Communicating with colleagues from another part of the world - is radically different from when they are physically present in the same place - even when using face to face tools such as Skype or Microsoft Teams. Amongst other factors to consider is the varying timezones - therefore we often work in asynchronous fashion.
Why is over-communicating important?
First, a lack of effective communication directly results in a loss of productivity. For example, imagine working on a task that is ambiguous and you need more information to progress. You need for instance, to send an email to a user when the latter orders a product on your eCommerce system.
However, the user has more than one email stored in the application. You don't know for sure on which one to use. You ask the Product Owner or System Analyst and wait for his or her answer as they are in another country with a time difference.
You can meanwhile work on another task - which will nevertheless - translate in effort wasted on cognitive switching (task switching).

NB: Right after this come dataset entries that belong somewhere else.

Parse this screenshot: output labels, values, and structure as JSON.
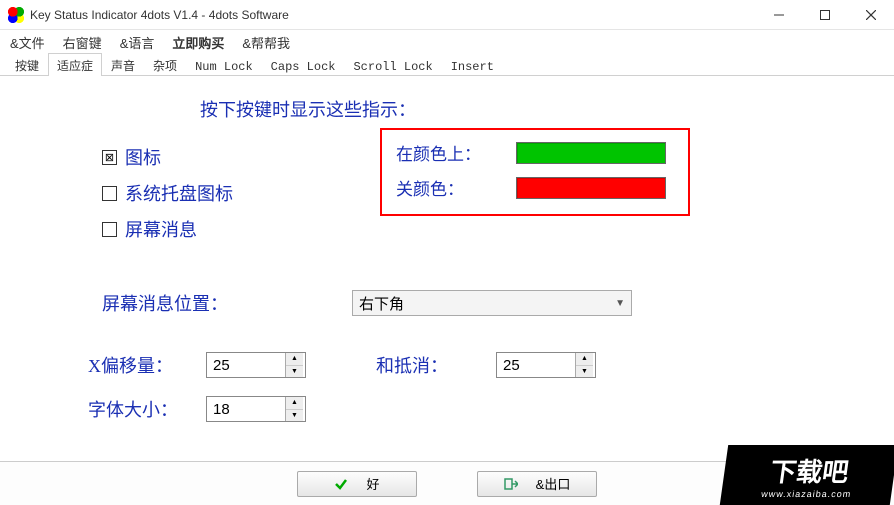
{
  "window": {
    "title": "Key Status Indicator 4dots V1.4 - 4dots Software"
  },
  "menu": {
    "file": "&文件",
    "rightWindow": "右窗键",
    "language": "&语言",
    "buyNow": "立即购买",
    "help": "&帮帮我"
  },
  "tabs": {
    "t0": "按键",
    "t1": "适应症",
    "t2": "声音",
    "t3": "杂项",
    "t4": "Num Lock",
    "t5": "Caps Lock",
    "t6": "Scroll Lock",
    "t7": "Insert"
  },
  "heading": "按下按键时显示这些指示：",
  "checks": {
    "icon": "图标",
    "tray": "系统托盘图标",
    "osd": "屏幕消息"
  },
  "colors": {
    "onLabel": "在颜色上：",
    "offLabel": "关颜色：",
    "onValue": "#00c400",
    "offValue": "#ff0000"
  },
  "position": {
    "label": "屏幕消息位置：",
    "value": "右下角"
  },
  "offsets": {
    "xLabel": "X偏移量：",
    "xValue": "25",
    "yLabel": "和抵消：",
    "yValue": "25"
  },
  "font": {
    "label": "字体大小：",
    "value": "18"
  },
  "buttons": {
    "ok": "好",
    "exit": "&出口"
  },
  "watermark": {
    "main": "下载吧",
    "sub": "www.xiazaiba.com"
  }
}
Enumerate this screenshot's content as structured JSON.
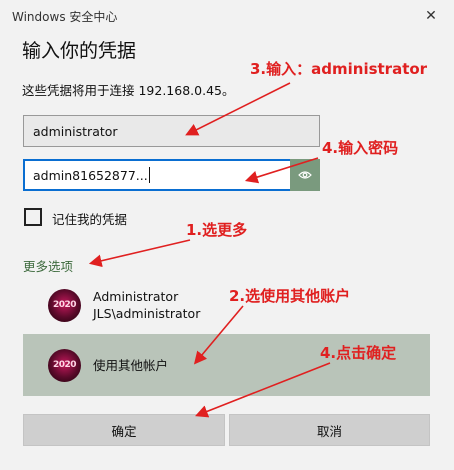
{
  "window": {
    "title": "Windows 安全中心",
    "close_glyph": "✕"
  },
  "dialog": {
    "heading": "输入你的凭据",
    "description": "这些凭据将用于连接 192.168.0.45。"
  },
  "fields": {
    "username_value": "administrator",
    "password_value": "admin81652877..."
  },
  "remember": {
    "label": "记住我的凭据",
    "checked": false
  },
  "more_options": {
    "label": "更多选项"
  },
  "accounts": [
    {
      "name": "Administrator",
      "detail": "JLS\\administrator",
      "avatar_text": "2020"
    },
    {
      "name": "使用其他帐户",
      "avatar_text": "2020"
    }
  ],
  "buttons": {
    "ok": "确定",
    "cancel": "取消"
  },
  "annotations": {
    "step_username": "3.输入：administrator",
    "step_password": "4.输入密码",
    "step_more": "1.选更多",
    "step_other": "2.选使用其他账户",
    "step_ok": "4.点击确定"
  },
  "colors": {
    "accent_focus": "#0a6ed1",
    "annotation": "#e02020",
    "link_green": "#3e6b3e"
  },
  "icons": {
    "reveal": "eye-icon",
    "close": "close-icon"
  }
}
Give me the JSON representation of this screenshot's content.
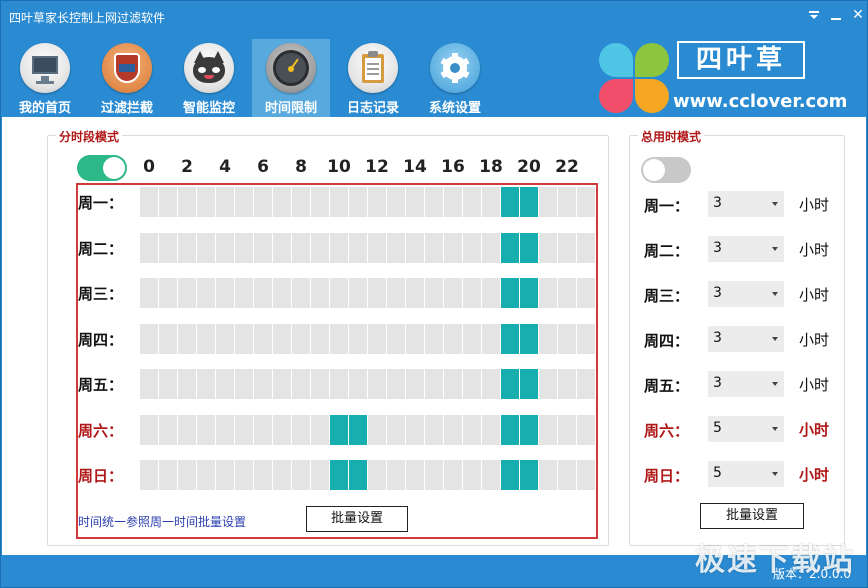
{
  "window": {
    "title": "四叶草家长控制上网过滤软件",
    "version_label": "版本：2.0.0.0",
    "watermark": "极速下载站"
  },
  "nav": {
    "items": [
      {
        "label": "我的首页",
        "icon": "monitor-icon"
      },
      {
        "label": "过滤拦截",
        "icon": "shield-icon"
      },
      {
        "label": "智能监控",
        "icon": "cat-face-icon"
      },
      {
        "label": "时间限制",
        "icon": "clock-icon",
        "active": true
      },
      {
        "label": "日志记录",
        "icon": "clipboard-icon"
      },
      {
        "label": "系统设置",
        "icon": "gear-icon"
      }
    ]
  },
  "logo": {
    "name": "四叶草",
    "url": "www.cclover.com"
  },
  "segment_mode": {
    "title": "分时段模式",
    "enabled": true,
    "hour_labels": [
      "0",
      "2",
      "4",
      "6",
      "8",
      "10",
      "12",
      "14",
      "16",
      "18",
      "20",
      "22"
    ],
    "days": [
      {
        "label": "周一：",
        "weekend": false,
        "on_hours": [
          19,
          20
        ]
      },
      {
        "label": "周二：",
        "weekend": false,
        "on_hours": [
          19,
          20
        ]
      },
      {
        "label": "周三：",
        "weekend": false,
        "on_hours": [
          19,
          20
        ]
      },
      {
        "label": "周四：",
        "weekend": false,
        "on_hours": [
          19,
          20
        ]
      },
      {
        "label": "周五：",
        "weekend": false,
        "on_hours": [
          19,
          20
        ]
      },
      {
        "label": "周六：",
        "weekend": true,
        "on_hours": [
          10,
          11,
          19,
          20
        ]
      },
      {
        "label": "周日：",
        "weekend": true,
        "on_hours": [
          10,
          11,
          19,
          20
        ]
      }
    ],
    "note": "时间统一参照周一时间批量设置",
    "batch_button": "批量设置"
  },
  "total_mode": {
    "title": "总用时模式",
    "enabled": false,
    "unit": "小时",
    "days": [
      {
        "label": "周一：",
        "value": "3",
        "weekend": false
      },
      {
        "label": "周二：",
        "value": "3",
        "weekend": false
      },
      {
        "label": "周三：",
        "value": "3",
        "weekend": false
      },
      {
        "label": "周四：",
        "value": "3",
        "weekend": false
      },
      {
        "label": "周五：",
        "value": "3",
        "weekend": false
      },
      {
        "label": "周六：",
        "value": "5",
        "weekend": true
      },
      {
        "label": "周日：",
        "value": "5",
        "weekend": true
      }
    ],
    "batch_button": "批量设置"
  },
  "colors": {
    "accent": "#2a8bd2",
    "active_cell": "#16aeae",
    "inactive_cell": "#e4e4e4",
    "weekend_text": "#b01818",
    "toggle_on": "#2db88a"
  }
}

Thus, multitasking may seem efficient on the surface but may actually take more time in the end and involve more error. Meyer has said that even brief mental blocks created by shifting between tasks can cost as much as 40 percent of someone's productive time. https://www.apa.org/research/action/multitask
Sometimes you don't even need to wait to have the correct information to proceed - but ambiguity will slow you down and similarly, you will have to ask for further clarification.

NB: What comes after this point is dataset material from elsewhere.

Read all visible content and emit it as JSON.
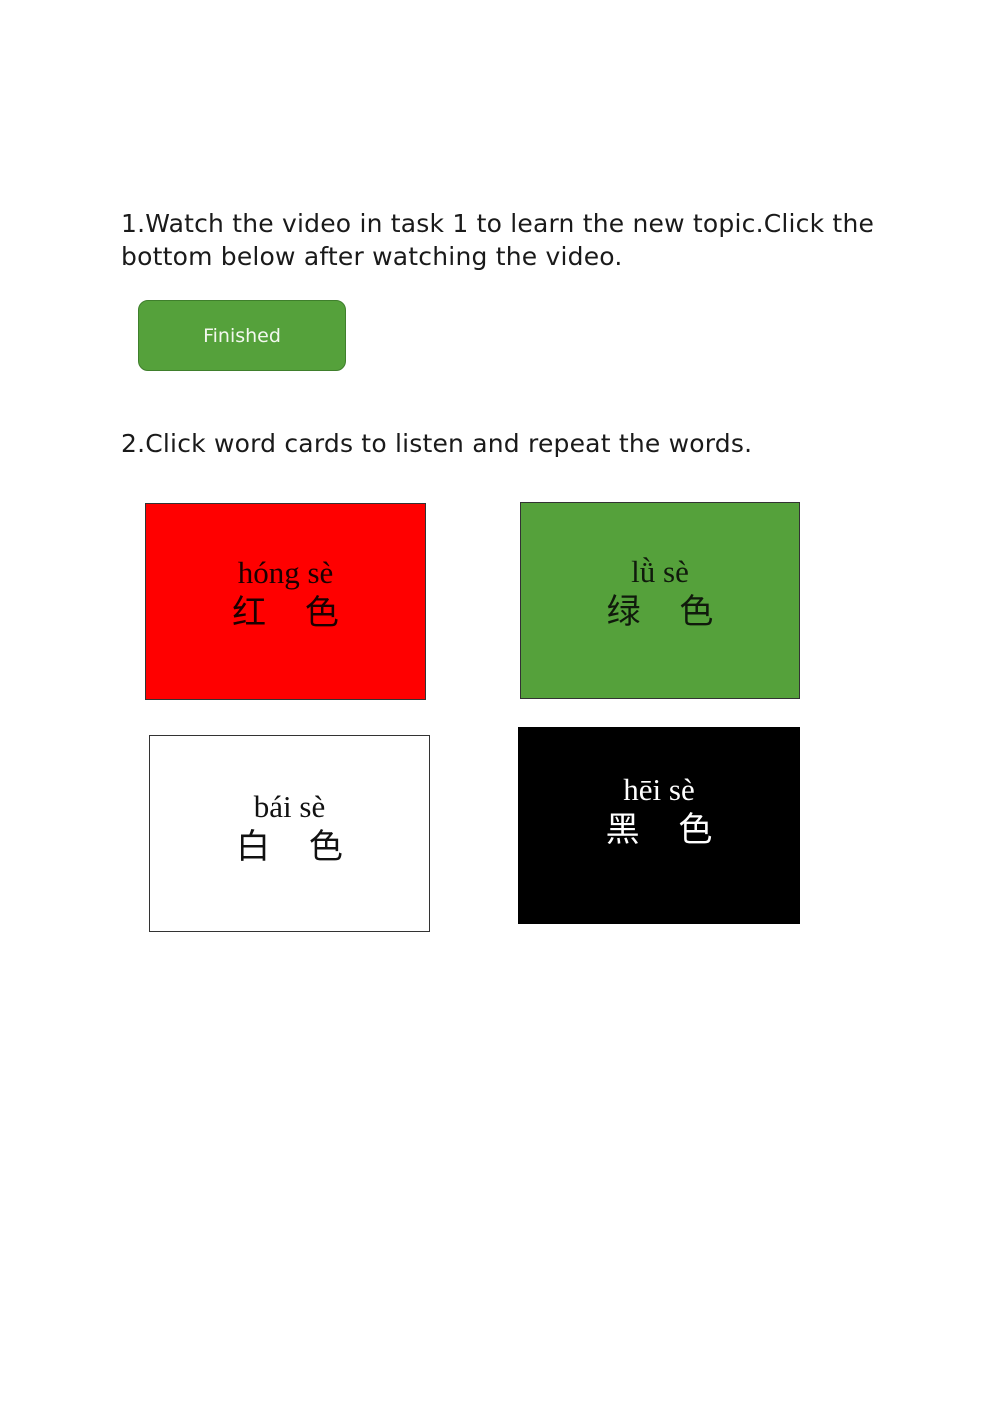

Over-communicating is an effective way to mitigating these scenarios.
So how I try to over communicate?
One way to deal with the above example, when assigned the task, is to ask plenty of often redundant questions in order to decrease the number of assumptions. I can try asking about which email to take if its not in the task description.

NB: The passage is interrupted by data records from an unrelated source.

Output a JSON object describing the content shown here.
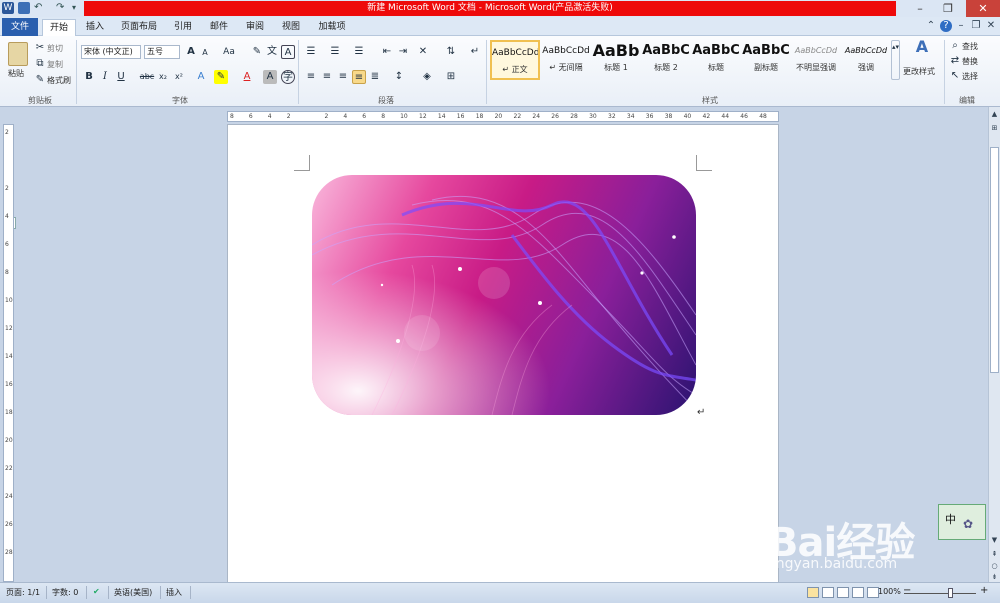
{
  "titlebar": {
    "title": "新建 Microsoft Word 文档 - Microsoft Word(产品激活失败)"
  },
  "tabs": [
    "文件",
    "开始",
    "插入",
    "页面布局",
    "引用",
    "邮件",
    "审阅",
    "视图",
    "加载项"
  ],
  "clipboard": {
    "paste": "粘贴",
    "cut": "剪切",
    "copy": "复制",
    "format_painter": "格式刷",
    "label": "剪贴板"
  },
  "font": {
    "name": "宋体 (中文正)",
    "size": "五号",
    "label": "字体",
    "bold": "B",
    "italic": "I",
    "underline": "U",
    "strike": "abc",
    "sub": "x₂",
    "sup": "x²",
    "aa": "Aa",
    "grow": "A",
    "shrink": "A",
    "text_a": "A",
    "text_a2": "A"
  },
  "paragraph": {
    "label": "段落"
  },
  "styles": {
    "label": "样式",
    "items": [
      {
        "sample": "AaBbCcDd",
        "name": "↵ 正文"
      },
      {
        "sample": "AaBbCcDd",
        "name": "↵ 无间隔"
      },
      {
        "sample": "AaBb",
        "name": "标题 1"
      },
      {
        "sample": "AaBbC",
        "name": "标题 2"
      },
      {
        "sample": "AaBbC",
        "name": "标题"
      },
      {
        "sample": "AaBbC",
        "name": "副标题"
      },
      {
        "sample": "AaBbCcDd",
        "name": "不明显强调"
      },
      {
        "sample": "AaBbCcDd",
        "name": "强调"
      }
    ],
    "change": "更改样式"
  },
  "editing": {
    "label": "编辑",
    "find": "查找",
    "replace": "替换",
    "select": "选择"
  },
  "ruler": {
    "ticks": [
      "8",
      "6",
      "4",
      "2",
      "",
      "2",
      "4",
      "6",
      "8",
      "10",
      "12",
      "14",
      "16",
      "18",
      "20",
      "22",
      "24",
      "26",
      "28",
      "30",
      "32",
      "34",
      "36",
      "38",
      "40",
      "42",
      "44",
      "46",
      "48"
    ]
  },
  "vruler": {
    "ticks": [
      "2",
      "",
      "2",
      "4",
      "6",
      "8",
      "10",
      "12",
      "14",
      "16",
      "18",
      "20",
      "22",
      "24",
      "26",
      "28"
    ]
  },
  "statusbar": {
    "page": "页面: 1/1",
    "words": "字数: 0",
    "lang": "英语(美国)",
    "mode": "插入",
    "zoom": "100%"
  },
  "ime": {
    "label": "中"
  },
  "watermark": {
    "text": "Bai经验",
    "url": "jingyan.baidu.com"
  }
}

Unless this is a blocking situation, I will try mocking the data to continue working and later replace the value when I get the correct information.
The way I generally over-communicate is by being redundant, that is, to repeat certain information in different ways. For example, when describing a task, I illustrate the point with at least an example. I also try to summarise the point in a comment.
In addition, if even this sounds tedious to do, I experience enhanced quality of communication and feedback when using multiple tools, such as first having the task on a Project Management Tool such as BaseCamp or Taiga, then sending an email to the concerned person (which the application usually does) and sometimes I also send a concise little text message on a chat medium such as Slack or Google Hangout.
For every issue, bug or feature I work on, I document almost everything such as screenshots and test data on apps such as Notion, which is a note taking productivity tool. I therefore have a trace of my work. I can also share this with other colleagues if they need to later work on the task.